Technical Assistance Agreement
Small Business Innovation Research
Small Business Technology Transfer
Small Business Vouchers Advanced Manufacturing Office Technical Collaboration
Rick Lusk is the leader of the Data System Sciences and Engineering Group in the Computing and Computational Sciences Directorate at ORNL. With more than 30 years of professional experience, he is an expert in designing and planning integrated technology platforms and managing their creation and transformation into comprehensive, authoritative, and intuitive support systems.
Before joining the lab, Lusk designed and developed multiple complex strategic technology, operation, and marketing plans for private sector and government agencies, including MCI International, the Department of Homeland Security, and the Department of Defense.
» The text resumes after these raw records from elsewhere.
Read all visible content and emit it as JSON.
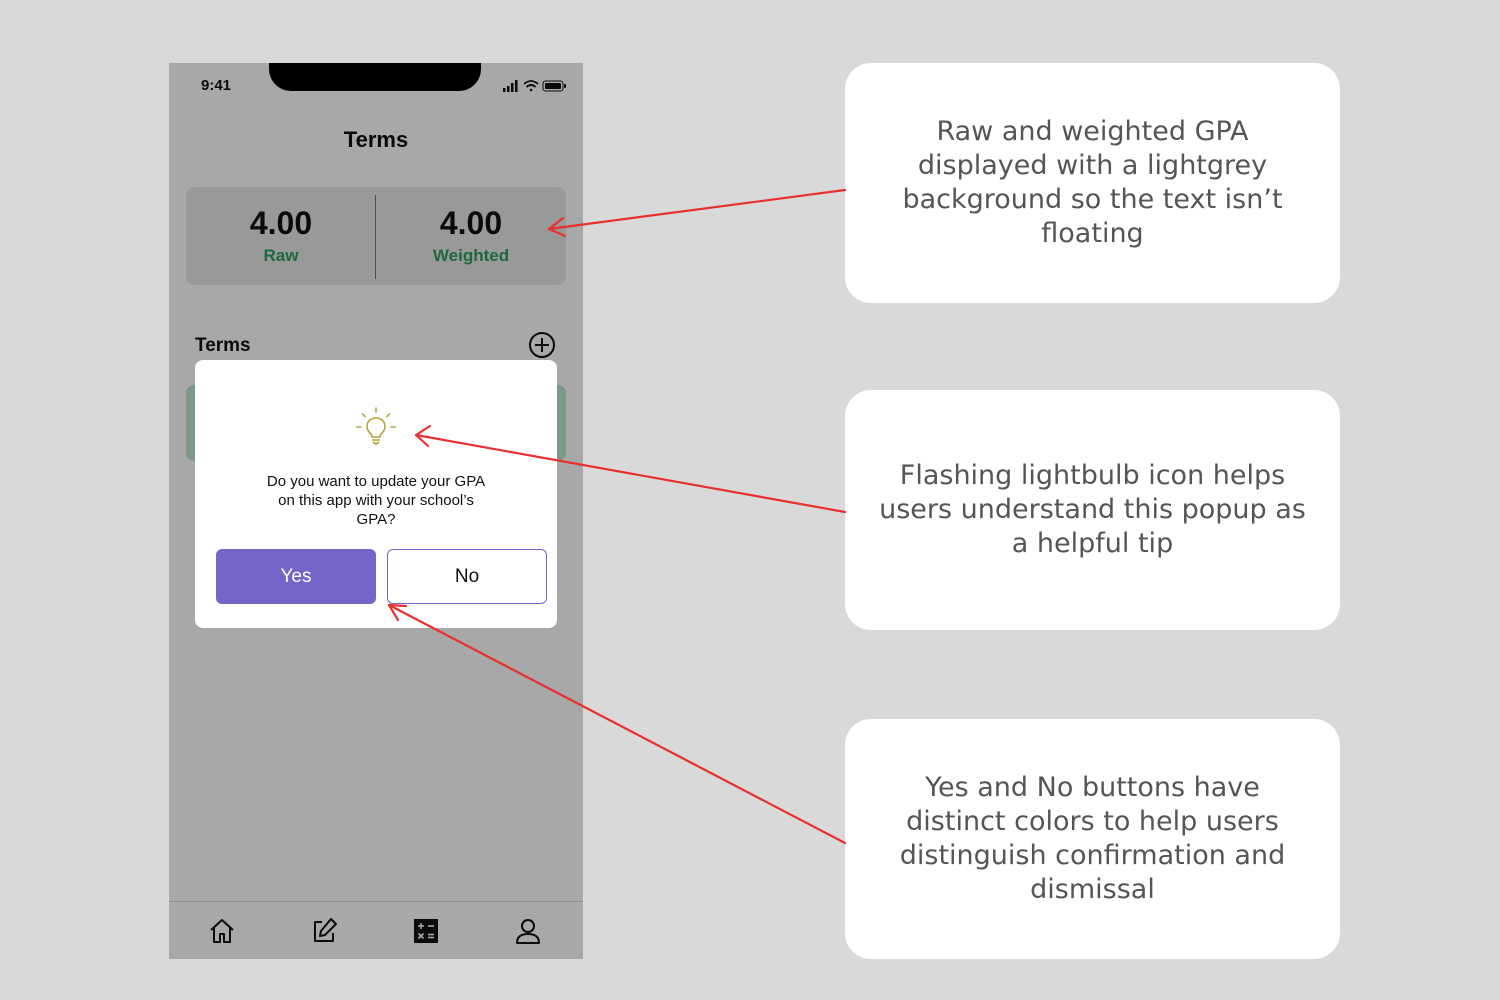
{
  "status_bar": {
    "time": "9:41"
  },
  "header": {
    "title": "Terms"
  },
  "gpa": {
    "raw_value": "4.00",
    "raw_label": "Raw",
    "weighted_value": "4.00",
    "weighted_label": "Weighted"
  },
  "terms_section": {
    "title": "Terms"
  },
  "dialog": {
    "message": "Do you want to update your GPA on this app with your school’s GPA?",
    "yes_label": "Yes",
    "no_label": "No"
  },
  "tab_bar": {
    "items": [
      "home-icon",
      "edit-icon",
      "calculator-icon",
      "profile-icon"
    ]
  },
  "annotations": [
    "Raw and weighted GPA displayed with a lightgrey background so the text isn’t floating",
    "Flashing lightbulb icon helps users understand this popup as a helpful tip",
    "Yes and No buttons have distinct colors to help users distinguish confirmation and dismissal"
  ],
  "colors": {
    "page_background": "#d9d9d9",
    "accent_purple": "#7466c8",
    "gpa_label_green": "#2e9e5b",
    "arrow_red": "#e8302e",
    "bulb_olive": "#b3a53a"
  }
}
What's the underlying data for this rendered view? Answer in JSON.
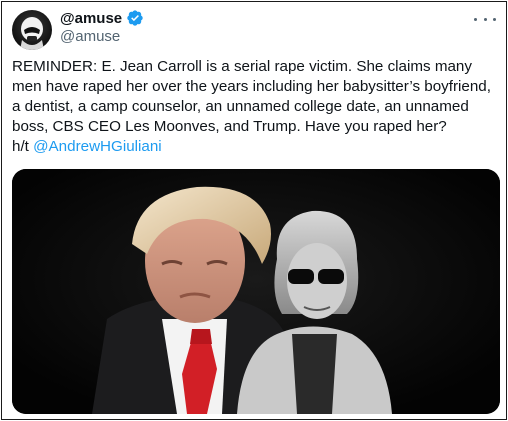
{
  "author": {
    "display_name": "@amuse",
    "handle": "@amuse",
    "verified": true,
    "avatar_icon": "stormtrooper-avatar",
    "verified_color": "#1d9bf0"
  },
  "menu": {
    "icon": "more-horizontal-icon"
  },
  "tweet": {
    "text": "REMINDER: E. Jean Carroll is a serial rape victim. She claims many men have raped her over the years including her babysitter’s boyfriend, a dentist, a camp counselor, an unnamed college date, an unnamed boss, CBS CEO Les Moonves, and Trump. Have you raped her?",
    "hat_tip_prefix": "h/t",
    "mention": "@AndrewHGiuliani",
    "link_color": "#1d9bf0"
  },
  "media": {
    "description_icon": "photo-two-people",
    "background_color": "#050505",
    "tie_color": "#d21f26"
  }
}
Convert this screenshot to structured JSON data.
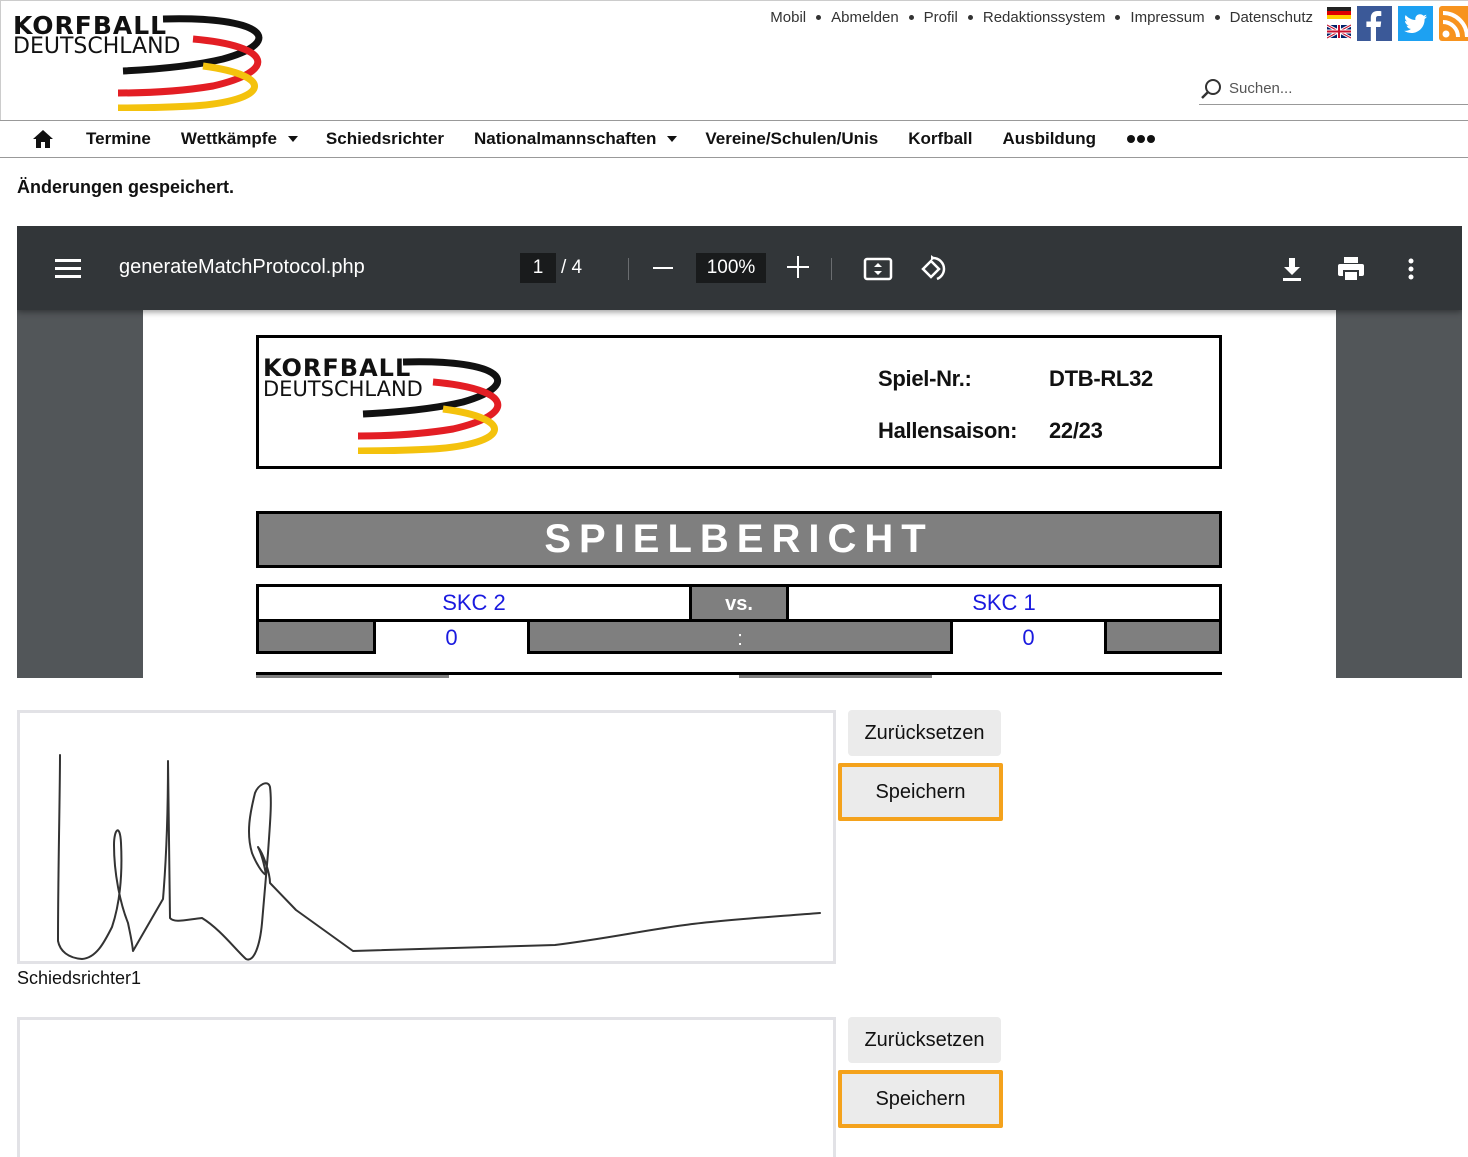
{
  "header": {
    "logo_line1": "KORFBALL",
    "logo_line2": "DEUTSCHLAND",
    "topnav": [
      "Mobil",
      "Abmelden",
      "Profil",
      "Redaktionssystem",
      "Impressum",
      "Datenschutz"
    ],
    "search_placeholder": "Suchen..."
  },
  "mainnav": {
    "items": [
      {
        "label": "Termine",
        "dropdown": false
      },
      {
        "label": "Wettkämpfe",
        "dropdown": true
      },
      {
        "label": "Schiedsrichter",
        "dropdown": false
      },
      {
        "label": "Nationalmannschaften",
        "dropdown": true
      },
      {
        "label": "Vereine/Schulen/Unis",
        "dropdown": false
      },
      {
        "label": "Korfball",
        "dropdown": false
      },
      {
        "label": "Ausbildung",
        "dropdown": false
      }
    ]
  },
  "status_message": "Änderungen gespeichert.",
  "pdf_viewer": {
    "filename": "generateMatchProtocol.php",
    "current_page": "1",
    "page_separator": "/ 4",
    "zoom": "100%",
    "document": {
      "logo_line1": "KORFBALL",
      "logo_line2": "DEUTSCHLAND",
      "game_no_label": "Spiel-Nr.:",
      "game_no_value": "DTB-RL32",
      "season_label": "Hallensaison:",
      "season_value": "22/23",
      "title": "SPIELBERICHT",
      "home_team": "SKC 2",
      "vs_label": "vs.",
      "away_team": "SKC 1",
      "home_score": "0",
      "score_separator": ":",
      "away_score": "0"
    }
  },
  "signatures": [
    {
      "reset_label": "Zurücksetzen",
      "save_label": "Speichern",
      "caption": "Schiedsrichter1"
    },
    {
      "reset_label": "Zurücksetzen",
      "save_label": "Speichern"
    }
  ],
  "colors": {
    "accent_border": "#f4a21c",
    "toolbar": "#323639",
    "viewer_bg": "#525659",
    "team_link": "#1a1adf",
    "title_bar": "#7f7f7f"
  }
}
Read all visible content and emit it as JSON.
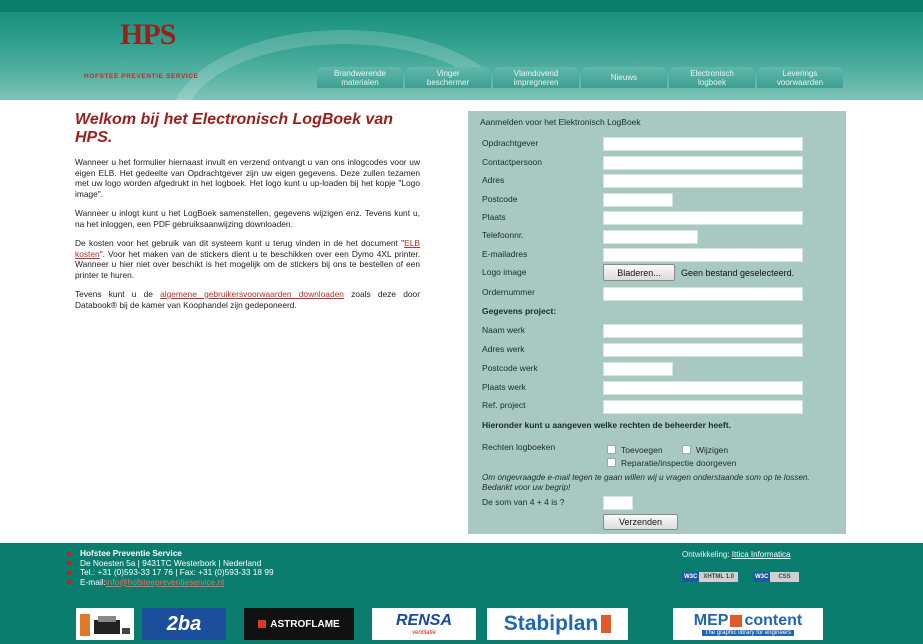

A former US Marine Corps officer, he led several technology and communication endeavors—including projects for the Defense Advanced Research Projects Agency—as well as serving in military liaison missions overseas and briefing several heads of state.
Lusk holds a BS in communications from the University of Idaho and an MBA from Boston University. He is a graduate of the National Defense University Advanced Management Program and is a federally certified enterprise architect and chief information officer.
Peter Fuhr is a distinguished scientist in the Electrical and Electronics Systems Research Division in the Energy and Environmental Sciences Directorate at ORNL. For more than 30 years, he has concentrated on industrial wireless, sensors, and secure systems, working as a NASA space optical physicist, university professor, serial entrepreneur, and laboratory researcher. Fuhr’s principal research and development work focuses on secure communications, sensors, multidisciplinary applications, and control systems.
Recognized as a pioneer in the field of networked sensor systems for structures, Fuhr has embedded sensors into various frameworks around the world, ranging from buildings and dams to airplanes and hot air balloons to nuclear power plant containment vessels. He has deployed wireless systems into multiple environments, including industrial, agricultural, and aquatic settings. Fuhr’s most recent research focuses on optimizing the use of sensors and systems for environmental monitoring and exploring the intricacies of printed electronics through additive manufacturing.
Fuhr holds BS degrees in physics and mathematics from Beloit College and an MSE and a PhD in electrical engineering from the Johns Hopkins University. He has authored more than 800 technical papers and presentations and is a recipient of the Presidential Award for Excellence in Research.
Oak Ridge National Laboratory is managed by UT-Battelle for the Department of Energy